Criticism: More Intense At the Top
With leadership comes big responsibilities, so when you accept the role of executive, your choices are automatically subjected to various opinions and sometimes, even tough scrutiny. Much of what you say and do is noticed and critiqued. Quite naturally, the decisions you make will directly impact the business and overall culture of the company, so as your status elevates, so does the level of criticism. It certainly intensifies at the top.
Let’s be honest, none of us particularly enjoy receiving less than ideal criticism. It can bring your confidence down to an all-time low, ultimately compromising your leadership success. However, good, bad, or indifferent, it is still a form of feedback, which gives you insight into perceptions that may be negatively impacting your ability to lead effectively.
As a leader, you must acknowledge and address both positive and negative criticism, no matter how tough it is to receive. By doing so, you are saying that you are not perfect and that, even at your level, you are willing to work hard to improve in these areas. Additionally, by using criticism constructively, you position yourself as someone who learns from mistakes.
For the good of the company, respectable leaders will set aside their pride, ego, and any disagreements in order to refute a negative perception. The best leaders will see value in others’ opinions, instead of viewing it as a threat.
While it is necessary to address the criticism, it should not compromise your decisions as a leader, nor stifle your desire for a laudable objective, no matter the challenges. As an alternative, great leaders may even engage their critics actively in the change process, inspiring them to come up with ideas and substitute resolutions. This doesn’t ineludibly change the executive’s decision, as much as it allows for the critics to add some sort of value to the outcome.
Furthermore, maintaining a positive perspective will help you receive and use negative feedback productively. When you think of criticism as helpful feedback, it improves performance both on a personal level and for the company as a whole, thus proving to be beneficial.

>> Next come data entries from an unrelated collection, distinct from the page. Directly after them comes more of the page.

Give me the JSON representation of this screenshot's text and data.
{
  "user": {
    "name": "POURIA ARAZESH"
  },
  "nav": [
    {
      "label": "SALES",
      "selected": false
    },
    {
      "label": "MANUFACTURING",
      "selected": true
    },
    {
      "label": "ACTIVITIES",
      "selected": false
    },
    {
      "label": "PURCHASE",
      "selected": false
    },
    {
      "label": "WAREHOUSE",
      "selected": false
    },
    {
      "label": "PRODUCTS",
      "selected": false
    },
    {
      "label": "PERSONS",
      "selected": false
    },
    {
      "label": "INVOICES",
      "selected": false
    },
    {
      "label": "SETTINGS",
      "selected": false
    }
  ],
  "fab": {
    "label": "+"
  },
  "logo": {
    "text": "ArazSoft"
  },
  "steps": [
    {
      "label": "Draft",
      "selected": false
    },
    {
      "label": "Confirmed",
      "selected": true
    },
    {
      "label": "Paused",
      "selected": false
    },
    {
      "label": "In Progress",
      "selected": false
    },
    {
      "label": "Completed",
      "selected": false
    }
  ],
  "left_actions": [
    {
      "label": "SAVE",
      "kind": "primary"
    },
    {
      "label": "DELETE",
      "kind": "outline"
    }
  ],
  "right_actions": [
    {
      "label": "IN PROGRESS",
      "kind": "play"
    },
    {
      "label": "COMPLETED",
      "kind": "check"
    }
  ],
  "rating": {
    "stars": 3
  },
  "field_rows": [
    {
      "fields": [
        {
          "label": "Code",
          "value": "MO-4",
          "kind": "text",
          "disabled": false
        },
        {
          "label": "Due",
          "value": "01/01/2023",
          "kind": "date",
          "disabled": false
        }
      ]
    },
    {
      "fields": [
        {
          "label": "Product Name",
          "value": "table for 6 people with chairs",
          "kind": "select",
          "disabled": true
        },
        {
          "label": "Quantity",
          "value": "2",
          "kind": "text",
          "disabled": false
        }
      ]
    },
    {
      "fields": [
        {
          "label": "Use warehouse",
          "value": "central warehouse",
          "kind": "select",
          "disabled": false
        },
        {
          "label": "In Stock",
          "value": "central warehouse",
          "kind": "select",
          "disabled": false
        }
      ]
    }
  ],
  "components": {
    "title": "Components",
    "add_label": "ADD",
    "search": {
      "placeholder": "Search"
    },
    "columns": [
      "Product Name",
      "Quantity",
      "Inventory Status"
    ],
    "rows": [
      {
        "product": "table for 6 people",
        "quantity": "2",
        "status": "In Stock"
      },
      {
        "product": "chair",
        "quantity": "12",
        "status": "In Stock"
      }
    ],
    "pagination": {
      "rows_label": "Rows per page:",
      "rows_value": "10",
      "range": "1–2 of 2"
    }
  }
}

Lastly, great leaders view setbacks as learning opportunities, so take time to reflect on the criticism before reacting. Instead of getting defensive over what you do not agree with, try to understand the mistake or the critics’ point of view. If the criticism is valid, you must then as an executive be willing to adjust your decisions and actions accordingly. Remember, feedback is a gift.